Wednesday, February 16, 2011

Ferguson: Historian as Commentator

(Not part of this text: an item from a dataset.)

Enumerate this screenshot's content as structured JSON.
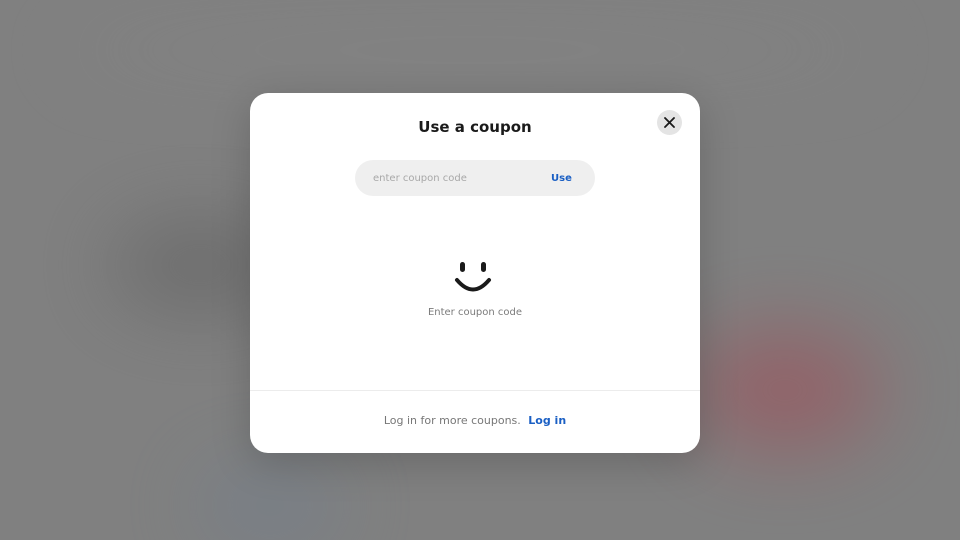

This long interview of Ferguson about his cover story in Newsweek about the Obama Administration's actions in Egypt raises a really interesting background question: does a deep knowledge of history give one a deeper insight into current events? Does Ferguson, who certainly is well versed in the history of the last couple of centuries, have greater insight into current events? Some random thoughts:
1. Ferguson loves controversy. I think this love of controversy may cloud his judgment.
2. As I mentioned in a comment to my last post (yes, I'm down to commenting on my own posts!), the author of Virtual History should know better than to criticize those who fail to forecast events.
3. I think that he is right in pushing the idea of scenarios. That is, consideration of multiple futures, not knowing which will prevail. Acknowledge the limitation of knowledge.
4. Is the Muslim Brotherhood so strong and so reactionary? I don't know. Does he, really?
5. He mocks Obama for calling Islam and religion of peace, and certainly a lot of evidence that it's not. But would he mock anyone if they said Christianity is a religion of peace? Certainly a lot of evidence that it's not. Religion, for a great many people, is considered no more seriously than their choice of language. They're born with it, enough said. This allows those who want to, to manipulate people rather easily toward violence. Violence and religion have an awfully long history. (See Rene Girard's works.)
6. I have some sympathy for Ferguson's argument that we need some greater sense of grand strategy.
7. One more interview on Parker-Spitzer:
8. Perhaps U.S. policy was wise to play it both ways? Ferguson is quite critical of this, but I'm not convinced that it will necessarily prove so bad. You play both sides of the street, hedge your bets. If you don't screw the winner, the winner can forget easily enough if you offer the right attitude following. On the other hand: Iran 1979.

1 comment:

Stephen N. Greenleaf, Esq. said...

Another critique of Ferguson that I find a fair consideration: Jack Goldberg writing for The Atlantic: